Remember, the Bible is only inerrant in what it asserts, not what the text happens to say. Not everything the Biblical text says should be understood in the literal sense (like the description of God’s wings in Psalm 91:4) and sometimes the literal sense isn’t always clear to us. In Divino Afflante Spiritu Pope Pius XII said that,
What is the literal sense of a passage is not always as obvious in the speeches and writings of the ancient authors of the East, as it is in the works of our own time. For what they wished to express is not to be determined by the rules of grammar and philology alone, nor solely by the context; the interpreter must, as it were, go back wholly in spirit to those remote centuries of the East and with the aid of history, archaeology, ethnology, and other sciences, accurately determine what modes of writing, so to speak, the authors of that ancient period would be likely to use, and in fact did use.For the ancient peoples of the East, in order to express their ideas, did not always employ those forms or kinds of speech which we use today; but rather those used by the men of their times and countries. What those exactly were the commentator cannot determine as it were in advance, but only after a careful examination of the ancient literature of the East (35-36).

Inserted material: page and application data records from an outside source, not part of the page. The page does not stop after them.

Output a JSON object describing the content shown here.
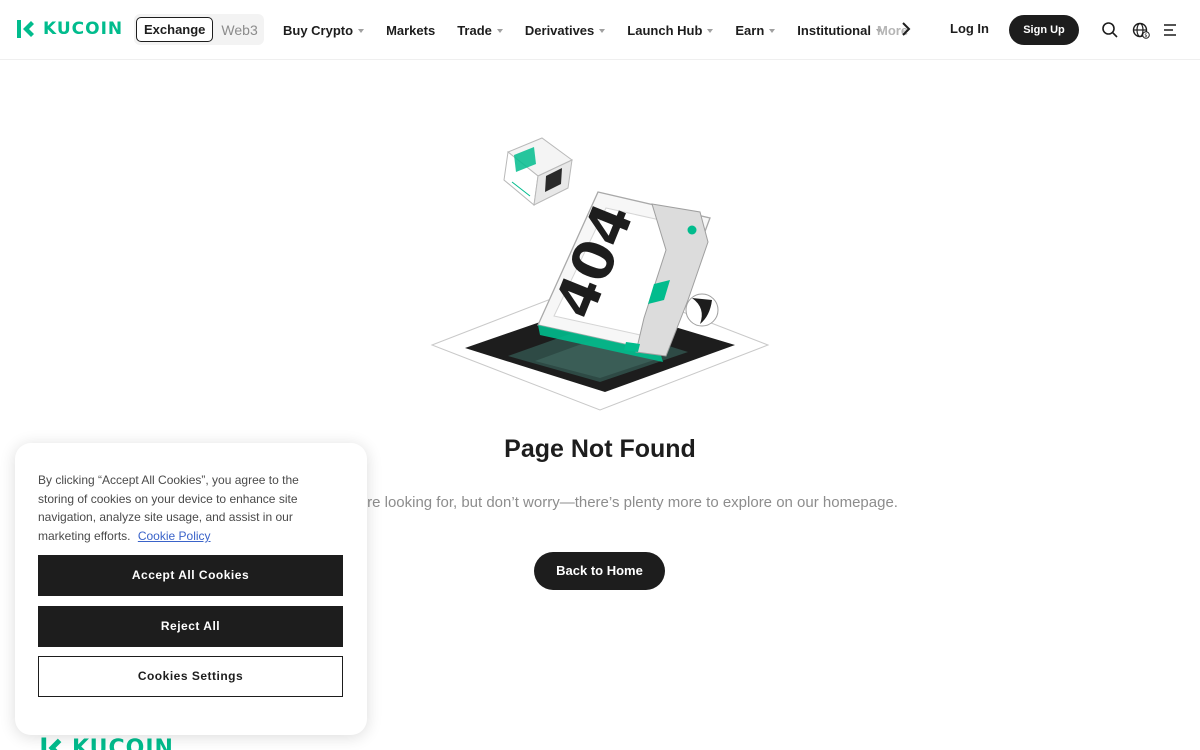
{
  "header": {
    "brand": "KUCOIN",
    "switch": {
      "active": "Exchange",
      "inactive": "Web3"
    },
    "nav": [
      {
        "label": "Buy Crypto",
        "dropdown": true
      },
      {
        "label": "Markets",
        "dropdown": false
      },
      {
        "label": "Trade",
        "dropdown": true
      },
      {
        "label": "Derivatives",
        "dropdown": true
      },
      {
        "label": "Launch Hub",
        "dropdown": true
      },
      {
        "label": "Earn",
        "dropdown": true
      },
      {
        "label": "Institutional",
        "dropdown": true
      }
    ],
    "nav_more": "More",
    "login": "Log In",
    "signup": "Sign Up",
    "icons": [
      "search-icon",
      "globe-currency-icon",
      "menu-icon",
      "chevron-right-icon"
    ]
  },
  "main": {
    "illustration_text": "404",
    "title": "Page Not Found",
    "subtitle": "page you’re looking for, but don’t worry—there’s plenty more to explore on our homepage.",
    "home_button": "Back to Home"
  },
  "cookie": {
    "text": "By clicking “Accept All Cookies”, you agree to the storing of cookies on your device to enhance site navigation, analyze site usage, and assist in our marketing efforts.",
    "policy_link": "Cookie Policy",
    "accept": "Accept All Cookies",
    "reject": "Reject All",
    "settings": "Cookies Settings"
  },
  "footer": {
    "brand": "KUCOIN"
  },
  "colors": {
    "brand": "#01bc8d",
    "dark": "#1d1d1d",
    "muted": "#8d8d8d",
    "link": "#3a63c9"
  }
}
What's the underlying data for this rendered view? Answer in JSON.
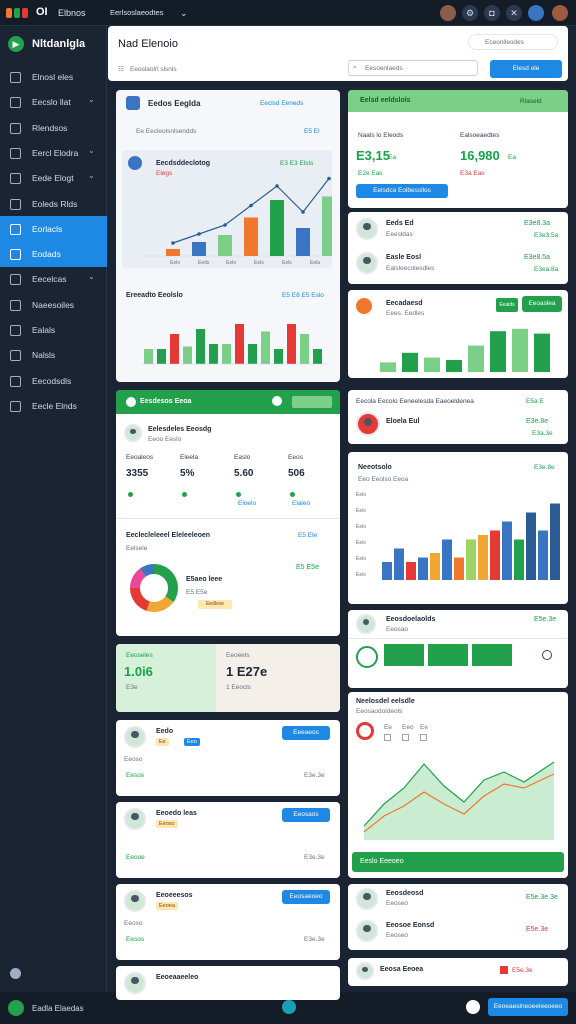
{
  "topbar": {
    "brand": "OI",
    "app": "Elbnos",
    "workspace": "Eerlsoslaeodtes"
  },
  "sidebar": {
    "brand": "Nltdanlgla",
    "items": [
      {
        "label": "Elnosl eles",
        "chev": false
      },
      {
        "label": "Eecslo llat",
        "chev": true
      },
      {
        "label": "Rlendsos",
        "chev": false
      },
      {
        "label": "Eercl Elodra",
        "chev": true
      },
      {
        "label": "Eede Elogt",
        "chev": true
      },
      {
        "label": "Eoleds Rlds",
        "chev": false
      },
      {
        "label": "Eorlacls",
        "chev": false,
        "active": true
      },
      {
        "label": "Eodads",
        "chev": false,
        "active": true
      },
      {
        "label": "Eecelcas",
        "chev": true
      },
      {
        "label": "Naeesoiles",
        "chev": false
      },
      {
        "label": "Ealals",
        "chev": false
      },
      {
        "label": "Nalsls",
        "chev": false
      },
      {
        "label": "Eecodsdls",
        "chev": false
      },
      {
        "label": "Eecle Elnds",
        "chev": false
      }
    ],
    "footer": "Eadla Elaedas"
  },
  "header": {
    "title": "Nad Elenoio",
    "subtitle": "Eeoslaolrl slsnls",
    "right_label": "Eceonlleodes",
    "search_placeholder": "Eesoenlaeds",
    "button": "Elesd ele"
  },
  "card_a": {
    "title": "Eedos Eeglda",
    "link": "Eeclsd Eeneds",
    "sub": "Ee Eecleolsnlsendds",
    "sub_right": "E5 El",
    "inner_title": "Eecdsddeclotog",
    "inner_sub": "Elegs",
    "inner_value": "E3 E3 Elsls",
    "ticks": [
      "Eelo",
      "Eeds",
      "Eelo",
      "Eels",
      "Eels",
      "Eela"
    ],
    "bottom_title": "Ereeadto Eeolslo",
    "bottom_value": "E5 E8 E5 Eslo"
  },
  "card_b": {
    "header": "Eelsd eeldslols",
    "header_right": "Rlaseld",
    "left_label": "Naals lo Eleods",
    "right_label": "Ealsoeaedtes",
    "left_value": "E3,15",
    "left_delta": "Ea",
    "right_value": "16,980",
    "right_delta": "Ea",
    "left_sub": "E2e Eas",
    "right_sub": "E3a Eas",
    "button": "Eelsdca Eolbessllos"
  },
  "people_a": [
    {
      "name": "Eeds Ed",
      "role": "Eeesldas",
      "amount": "E3e8.3a",
      "sub": "E3e3.5a"
    },
    {
      "name": "Easle Eosl",
      "role": "Ealsleecolesdles",
      "amount": "E3e8.5a",
      "sub": "E3ea.8a"
    }
  ],
  "card_c": {
    "title": "Eecadaesd",
    "subtitle": "Eees. Eedles",
    "btn": "Eeoaslea",
    "chip": "Eealds"
  },
  "card_d": {
    "header": "Eesdesos Eeoa",
    "profile_name": "Eelesdeles Eeosdg",
    "profile_sub": "Eeoo Eeslo",
    "labels": [
      "Eeoaleos",
      "Eleela",
      "Easlo",
      "Eeos"
    ],
    "values": [
      "3355",
      "5%",
      "5.60",
      "506"
    ],
    "subs": [
      "",
      "",
      "Eloelo",
      "Elaleo"
    ],
    "section": "Eeclecleleeel Eleleeleoen",
    "section_right": "E5 Ele",
    "section_sub": "Eelsele",
    "donut_label": "E5aeo leee",
    "donut_value": "E5 E5e",
    "donut_chip": "Eedlsoe",
    "donut_pct": "E5 E5e"
  },
  "card_e": {
    "title": "Eecola Eecolo Eeneelesda Eaeoeldenea",
    "title_right": "E5a E",
    "name": "Eloela Eul",
    "value": "E3e.8e",
    "sub": "E3a.3e"
  },
  "card_f": {
    "title": "Neeotsolo",
    "sub": "Eeo Eeolso Eeoa",
    "value": "E3e.8e",
    "ticks": [
      "Eelo",
      "Eels",
      "Eelo",
      "Eels",
      "Eelo",
      "Eels"
    ]
  },
  "card_g": {
    "name": "Eeosdoelaolds",
    "role": "Eeosao",
    "amount": "E5e.3e"
  },
  "card_h": {
    "title": "Neelosdel eelsdle",
    "sub": "Eeosaodoldeols",
    "legend": [
      "Ee",
      "Eeo",
      "Ee"
    ],
    "button": "Eeslo Eeeoeo"
  },
  "stats": {
    "left_label": "Eeoseles",
    "left_value": "1.0i6",
    "left_sub": "E3e",
    "right_label": "Eeoeels",
    "right_value": "1 E27e",
    "right_sub": "1 Eeocls"
  },
  "list": [
    {
      "name": "Eedo",
      "tags": [
        "Ee",
        "Eeo"
      ],
      "label": "Eeoso",
      "amount": "E3e.3e",
      "sub": "Eesos",
      "button": "Eeeaeos"
    },
    {
      "name": "Eeoedo leas",
      "tags": [
        "Eeoso"
      ],
      "label": "",
      "amount": "E3e.3e",
      "sub": "Eeooe",
      "button": "Eeosaos"
    },
    {
      "name": "Eeoeeesos",
      "tags": [
        "Eeoea"
      ],
      "label": "Eeoso",
      "amount": "E3e.3e",
      "sub": "Eesos",
      "button": "Eeosaeoeo"
    },
    {
      "name": "Eeoeaaeeleo",
      "tags": [],
      "label": "",
      "amount": "",
      "sub": "",
      "button": ""
    }
  ],
  "people_b": [
    {
      "name": "Eeosdeosd",
      "role": "Eeoseo",
      "amount": "E5e.3e.3e"
    },
    {
      "name": "Eeosoe Eonsd",
      "role": "Eeoseo",
      "amount": "E5e.3e"
    }
  ],
  "bottom": {
    "name": "Eeosa Eeoea",
    "amount": "E5e.3e",
    "button": "Eeoeaeslneoeeleeoeeo"
  },
  "colors": {
    "accent": "#1e88e5",
    "green": "#22a04b",
    "light_green": "#7ccf87",
    "sidebar": "#1b2433",
    "orange": "#f0782d",
    "navy": "#2b5c94"
  },
  "chart_a_values": [
    {
      "x": 0,
      "v": 0.1,
      "c": "#f0782d"
    },
    {
      "x": 1,
      "v": 0.2,
      "c": "#3a75c4"
    },
    {
      "x": 2,
      "v": 0.3,
      "c": "#7ccf87"
    },
    {
      "x": 3,
      "v": 0.55,
      "c": "#f0782d"
    },
    {
      "x": 4,
      "v": 0.8,
      "c": "#22a04b"
    },
    {
      "x": 5,
      "v": 0.4,
      "c": "#3a75c4"
    },
    {
      "x": 6,
      "v": 0.85,
      "c": "#7ccf87"
    }
  ]
}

When we talk about things like the events described in the first few chapters of Genesis, we must be careful to not judge the truth the sacred author was communicating by modern scientific standards. That’s because the sacred author was not trying to write a scientific description of the world, even though he was communicating truths about God and the world he created (for more on that see our tract Adam, Eve, and Evolution).

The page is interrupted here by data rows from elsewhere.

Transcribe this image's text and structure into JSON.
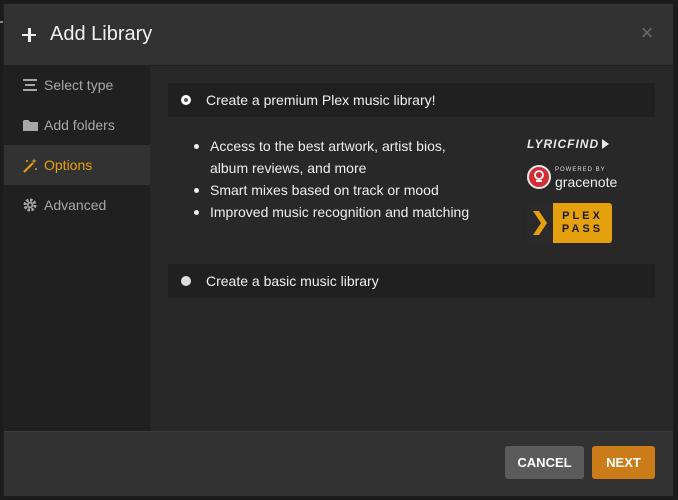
{
  "dialog": {
    "title": "Add Library",
    "icons": {
      "header": "plus-icon",
      "close": "close-icon"
    }
  },
  "sidebar": {
    "items": [
      {
        "label": "Select type",
        "icon": "list-icon",
        "active": false
      },
      {
        "label": "Add folders",
        "icon": "folder-icon",
        "active": false
      },
      {
        "label": "Options",
        "icon": "magic-wand-icon",
        "active": true
      },
      {
        "label": "Advanced",
        "icon": "gear-icon",
        "active": false
      }
    ]
  },
  "main": {
    "premium_option": {
      "label": "Create a premium Plex music library!",
      "checked": true
    },
    "features": [
      "Access to the best artwork, artist bios,",
      "album reviews, and more",
      "Smart mixes based on track or mood",
      "Improved music recognition and matching"
    ],
    "logos": {
      "lyricfind": "LyricFind",
      "gracenote_small": "POWERED BY",
      "gracenote": "gracenote",
      "plex_line1": "PLEX",
      "plex_line2": "PASS"
    },
    "basic_option": {
      "label": "Create a basic music library",
      "checked": false
    }
  },
  "footer": {
    "cancel_label": "CANCEL",
    "next_label": "NEXT"
  },
  "colors": {
    "accent": "#e5a00d",
    "next_button": "#cc7b19",
    "cancel_button": "#5b5b5b",
    "gracenote_red": "#d52b36"
  }
}
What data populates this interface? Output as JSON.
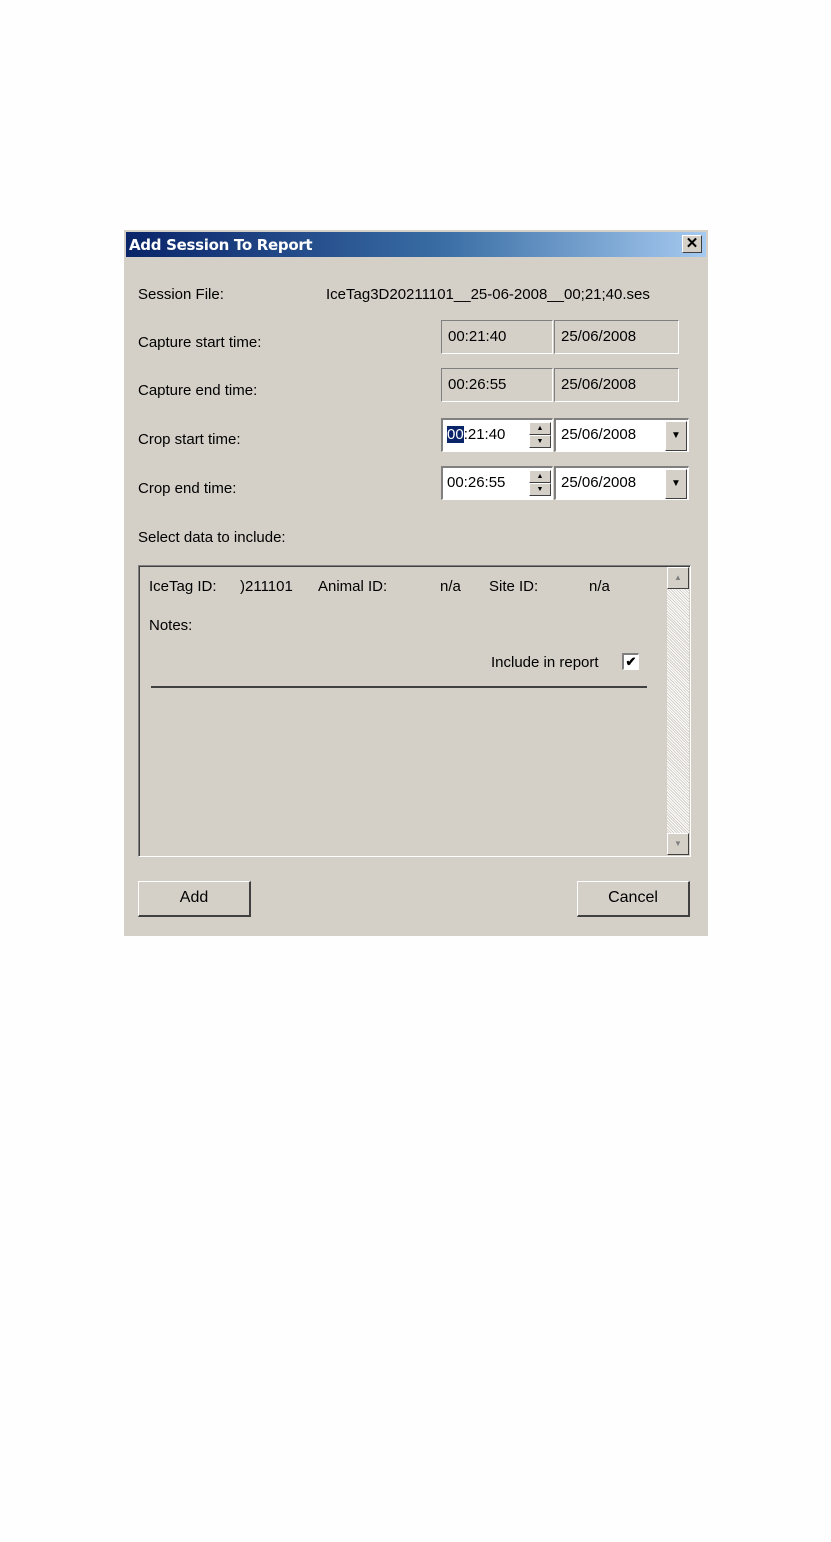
{
  "dialog": {
    "title": "Add Session To Report",
    "close_glyph": "✕"
  },
  "session_file": {
    "label": "Session File:",
    "value": "IceTag3D20211101__25-06-2008__00;21;40.ses"
  },
  "capture_start": {
    "label": "Capture start time:",
    "time": "00:21:40",
    "date": "25/06/2008"
  },
  "capture_end": {
    "label": "Capture end time:",
    "time": "00:26:55",
    "date": "25/06/2008"
  },
  "crop_start": {
    "label": "Crop start time:",
    "time_selected": "00",
    "time_rest": ":21:40",
    "date": "25/06/2008"
  },
  "crop_end": {
    "label": "Crop end time:",
    "time": "00:26:55",
    "date": "25/06/2008"
  },
  "select_label": "Select data to include:",
  "data_item": {
    "icetag_label": "IceTag ID:",
    "icetag_value": ")211101",
    "animal_label": "Animal ID:",
    "animal_value": "n/a",
    "site_label": "Site ID:",
    "site_value": "n/a",
    "notes_label": "Notes:",
    "include_label": "Include in report",
    "include_checked": true,
    "check_glyph": "✔"
  },
  "icons": {
    "spin_up": "up-arrow-icon",
    "spin_down": "down-arrow-icon",
    "dropdown": "chevron-down-icon"
  },
  "buttons": {
    "add": "Add",
    "cancel": "Cancel"
  }
}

Finally, if you want a good treatment of the Catholic view of the Bible and the issue of inerrancy, then I recommend my friend Karlo Broussard’s article on the subject in Catholic Answers Magazine.
Written By Trent Horn